“It’s a tremendous honour, it’s a recognition by the sport about the accomplishments achieved as a team, “said Virjee. “Although I’m recognized, I appreciate the support and cooperation that I got from the association as well as the players. It couldn’t have been done without the players.”
Virjee grew up in Nairobi, Kenya and was first exposed to Field Hockey through his school, and then later joined a local club. Virjee’s passion for field hockey remained when he immigrated to Vancouver. He then immediately got involved at the club level and provincial level. It was at that moment that he started taking on a coaching role.
“I got along quite well with the coach who was also coaching the national junior team, and he asked if I would like to help him,” said Virjee. “It just seemed like a natural progression for me that my playing career wasn’t going to take me as far, so I might as well devote myself to coaching where I seem to have a knack for it.”
After working with the junior national team, Virjee was presented with an opportunity to manage the senior team.
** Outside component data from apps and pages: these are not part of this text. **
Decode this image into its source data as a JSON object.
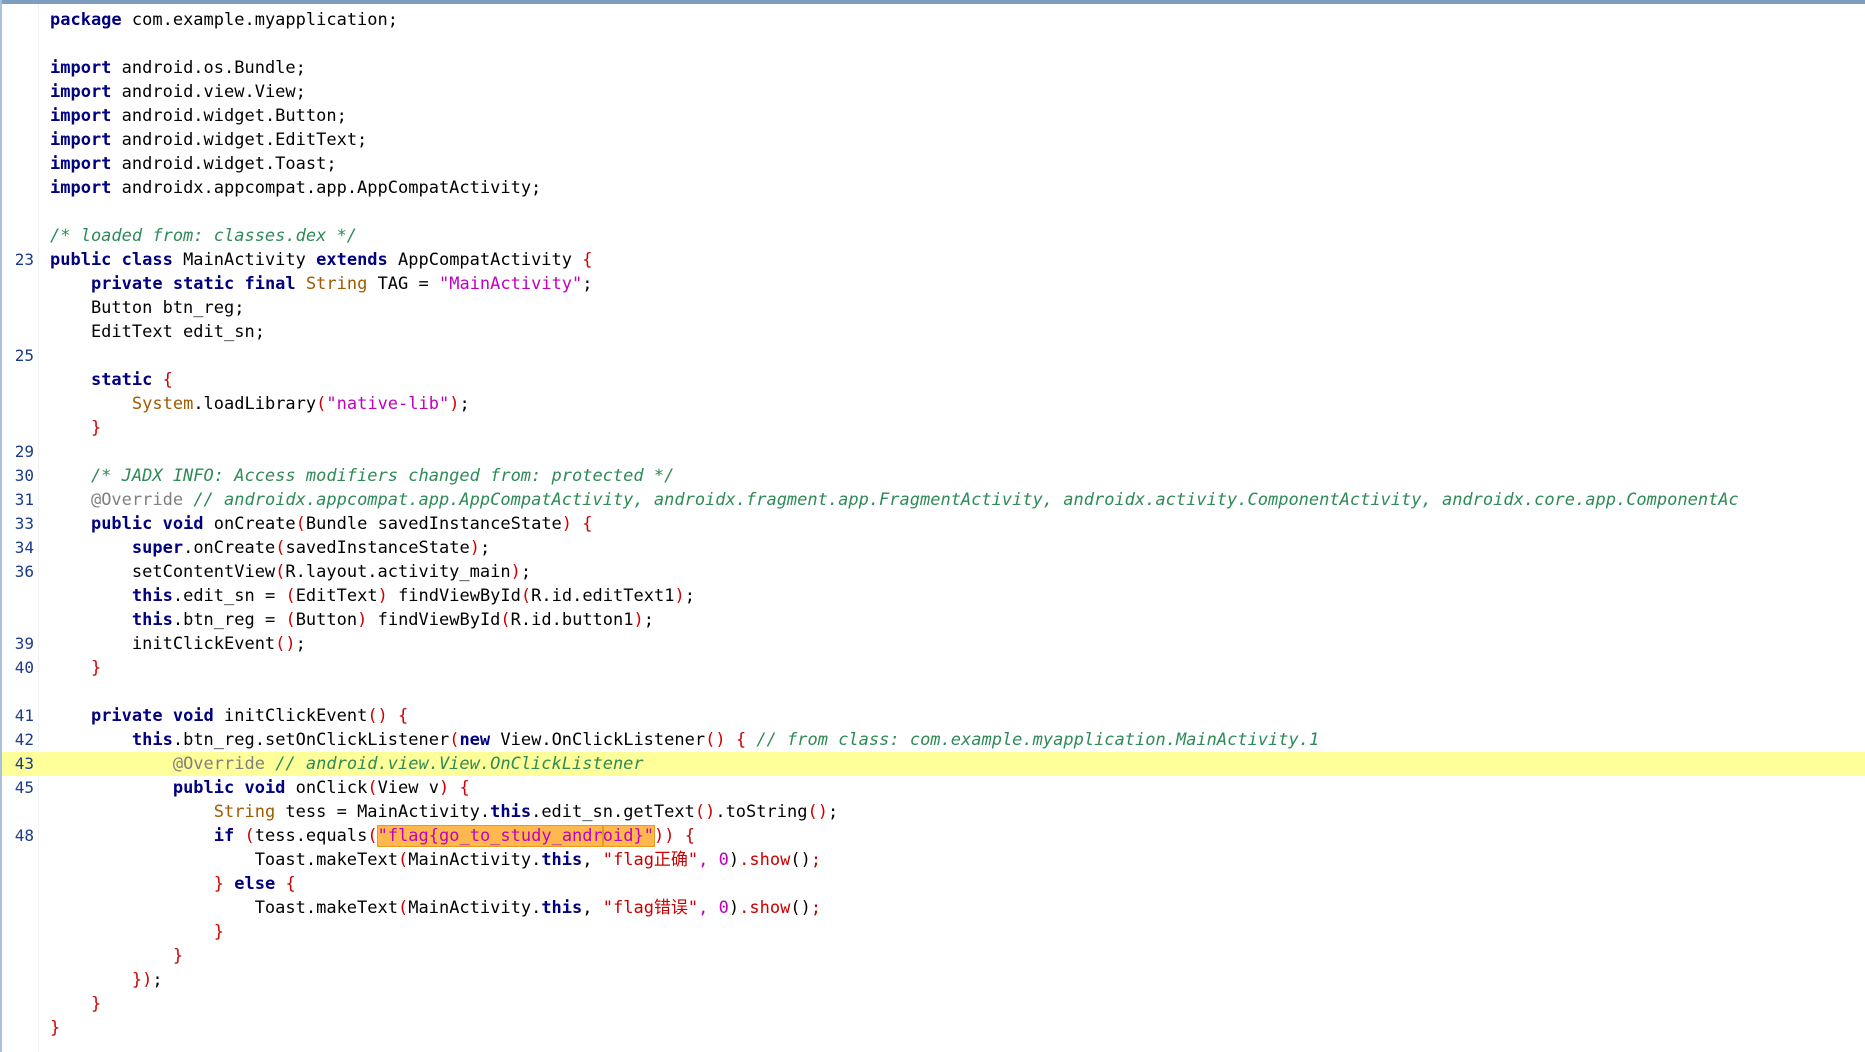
{
  "line_numbers": {
    "l10": "23",
    "l14": "25",
    "l18": "29",
    "l19": "30",
    "l20": "31",
    "l21": "33",
    "l22": "34",
    "l23": "36",
    "l26": "39",
    "l27": "40",
    "l29": "41",
    "l30": "42",
    "l31": "43",
    "l32": "45",
    "l34": "48"
  },
  "code_lines": [
    [
      "package",
      " com.example.myapplication;"
    ],
    [],
    [
      "import",
      " android.os.Bundle;"
    ],
    [
      "import",
      " android.view.View;"
    ],
    [
      "import",
      " android.widget.Button;"
    ],
    [
      "import",
      " android.widget.EditText;"
    ],
    [
      "import",
      " android.widget.Toast;"
    ],
    [
      "import",
      " androidx.appcompat.app.AppCompatActivity;"
    ],
    [],
    [
      "/* loaded from: classes.dex */"
    ],
    [
      "public class",
      " MainActivity ",
      "extends",
      " AppCompatActivity ",
      "{"
    ],
    [
      "    ",
      "private static final",
      " ",
      "String",
      " TAG = ",
      "\"MainActivity\"",
      ";"
    ],
    [
      "    Button btn_reg;"
    ],
    [
      "    EditText edit_sn;"
    ],
    [],
    [
      "    ",
      "static",
      " ",
      "{"
    ],
    [
      "        ",
      "System",
      ".loadLibrary",
      "(",
      "\"native-lib\"",
      ")",
      ";"
    ],
    [
      "    ",
      "}"
    ],
    [],
    [
      "    /* JADX INFO: Access modifiers changed from: protected */"
    ],
    [
      "    ",
      "@Override",
      " // androidx.appcompat.app.AppCompatActivity, androidx.fragment.app.FragmentActivity, androidx.activity.ComponentActivity, androidx.core.app.ComponentAc"
    ],
    [
      "    ",
      "public void",
      " onCreate",
      "(",
      "Bundle savedInstanceState",
      ")",
      " ",
      "{"
    ],
    [
      "        ",
      "super",
      ".onCreate",
      "(",
      "savedInstanceState",
      ")",
      ";"
    ],
    [
      "        setContentView",
      "(",
      "R.layout.activity_main",
      ")",
      ";"
    ],
    [
      "        ",
      "this",
      ".edit_sn = ",
      "(",
      "EditText",
      ")",
      " findViewById",
      "(",
      "R.id.editText1",
      ")",
      ";"
    ],
    [
      "        ",
      "this",
      ".btn_reg = ",
      "(",
      "Button",
      ")",
      " findViewById",
      "(",
      "R.id.button1",
      ")",
      ";"
    ],
    [
      "        initClickEvent",
      "()",
      ";"
    ],
    [
      "    ",
      "}"
    ],
    [],
    [
      "    ",
      "private void",
      " initClickEvent",
      "()",
      " ",
      "{"
    ],
    [
      "        ",
      "this",
      ".btn_reg.setOnClickListener",
      "(",
      "new",
      " View.OnClickListener",
      "()",
      " ",
      "{",
      " // from class: com.example.myapplication.MainActivity.1"
    ],
    [
      "            ",
      "@Override",
      " // android.view.View.OnClickListener"
    ],
    [
      "            ",
      "public void",
      " onClick",
      "(",
      "View v",
      ")",
      " ",
      "{"
    ],
    [
      "                ",
      "String",
      " tess = MainActivity.",
      "this",
      ".edit_sn.getText",
      "()",
      ".toString",
      "()",
      ";"
    ],
    [
      "                ",
      "if",
      " ",
      "(",
      "tess.equals",
      "(",
      "\"flag{go_to_study_andr",
      "oid}\"",
      "))",
      " ",
      "{"
    ],
    [
      "                    Toast.makeText",
      "(",
      "MainActivity.",
      "this",
      ", ",
      "\"flag正确\"",
      ", 0",
      ")",
      ".show",
      "()",
      ";"
    ],
    [
      "                ",
      "}",
      " ",
      "else",
      " ",
      "{"
    ],
    [
      "                    Toast.makeText",
      "(",
      "MainActivity.",
      "this",
      ", ",
      "\"flag错误\"",
      ", 0",
      ")",
      ".show",
      "()",
      ";"
    ],
    [
      "                ",
      "}"
    ],
    [
      "            ",
      "}"
    ],
    [
      "        })",
      ";"
    ],
    [
      "    ",
      "}"
    ],
    [
      "}"
    ]
  ],
  "colors": {
    "keyword": "#000080",
    "string": "#c000c0",
    "comment": "#2e8b57",
    "annotation": "#7f7f7f",
    "type": "#a05a00",
    "bracket": "#cc0000",
    "line_number": "#1a3a8a",
    "highlight_line": "#ffff99",
    "search_match": "#ffb84d"
  },
  "highlighted_line_number": "43"
}
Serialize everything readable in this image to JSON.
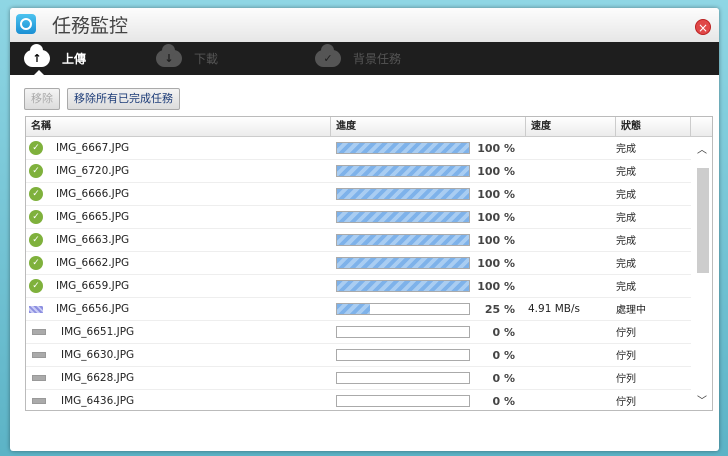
{
  "window": {
    "title": "任務監控"
  },
  "tabs": [
    {
      "label": "上傳",
      "icon": "upload-cloud-icon",
      "active": true
    },
    {
      "label": "下載",
      "icon": "download-cloud-icon"
    },
    {
      "label": "背景任務",
      "icon": "background-task-cloud-icon"
    }
  ],
  "toolbar": {
    "remove": "移除",
    "remove_completed": "移除所有已完成任務"
  },
  "table": {
    "headers": [
      "名稱",
      "進度",
      "速度",
      "狀態"
    ],
    "rows": [
      {
        "name": "IMG_6667.JPG",
        "progress": 100,
        "pct": "100 %",
        "speed": "",
        "status": "完成",
        "state": "done"
      },
      {
        "name": "IMG_6720.JPG",
        "progress": 100,
        "pct": "100 %",
        "speed": "",
        "status": "完成",
        "state": "done"
      },
      {
        "name": "IMG_6666.JPG",
        "progress": 100,
        "pct": "100 %",
        "speed": "",
        "status": "完成",
        "state": "done"
      },
      {
        "name": "IMG_6665.JPG",
        "progress": 100,
        "pct": "100 %",
        "speed": "",
        "status": "完成",
        "state": "done"
      },
      {
        "name": "IMG_6663.JPG",
        "progress": 100,
        "pct": "100 %",
        "speed": "",
        "status": "完成",
        "state": "done"
      },
      {
        "name": "IMG_6662.JPG",
        "progress": 100,
        "pct": "100 %",
        "speed": "",
        "status": "完成",
        "state": "done"
      },
      {
        "name": "IMG_6659.JPG",
        "progress": 100,
        "pct": "100 %",
        "speed": "",
        "status": "完成",
        "state": "done"
      },
      {
        "name": "IMG_6656.JPG",
        "progress": 25,
        "pct": "25 %",
        "speed": "4.91 MB/s",
        "status": "處理中",
        "state": "processing"
      },
      {
        "name": "IMG_6651.JPG",
        "progress": 0,
        "pct": "0 %",
        "speed": "",
        "status": "佇列",
        "state": "queued"
      },
      {
        "name": "IMG_6630.JPG",
        "progress": 0,
        "pct": "0 %",
        "speed": "",
        "status": "佇列",
        "state": "queued"
      },
      {
        "name": "IMG_6628.JPG",
        "progress": 0,
        "pct": "0 %",
        "speed": "",
        "status": "佇列",
        "state": "queued"
      },
      {
        "name": "IMG_6436.JPG",
        "progress": 0,
        "pct": "0 %",
        "speed": "",
        "status": "佇列",
        "state": "queued"
      }
    ]
  }
}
As the manager, Virjee was part of the first Canadian team to win gold at the Pan American Games, and was part of the 1984 Summer Olympics.
Virjee doubled down on coaching, receiving his coaching credentials from FIH, and dedicated more time coaching at the regional and provincial levels. As a coach for the BC senior women’s team, Virjee won seven straight championships in the eight years he was involved.
His success brought him back to the national stage and he was selected as the head coach for the Men’s National Team. He led that team to the 1998 World Cup (where the team finished a national best eighth place), a gold medal at the 1999 Pan American Games, and its first Olympic Games in 12 years. He also led Canada to its first international victory over Australia to win the Gold Cup in 1999. Virjee continues to make history in 1999 by being named an FIH World Coach. With 171 international matches behind the Team Canada bench, he goes down in history as the winningest coach in program history.
Virjee stepped aside from the team shortly after to work as a head coach for UBC. At UBC, he helped lead the university to seven championships and built a hotbed for Canadian field hockey. After coaching there for 13 years, he then helped build the Polar Bears Field Hockey Club which aims to help youth improve at the sport. The program has since assisted over 150 athletes to USports and NCAA placements.
“We have to teach kids skills at the younger level, if we do that then we will be able to compete with the best countries for years to come,” said Virjee.
Congratulations to Shiaz Virjee on being inducted into the Field Hockey Canada Hall of Fame.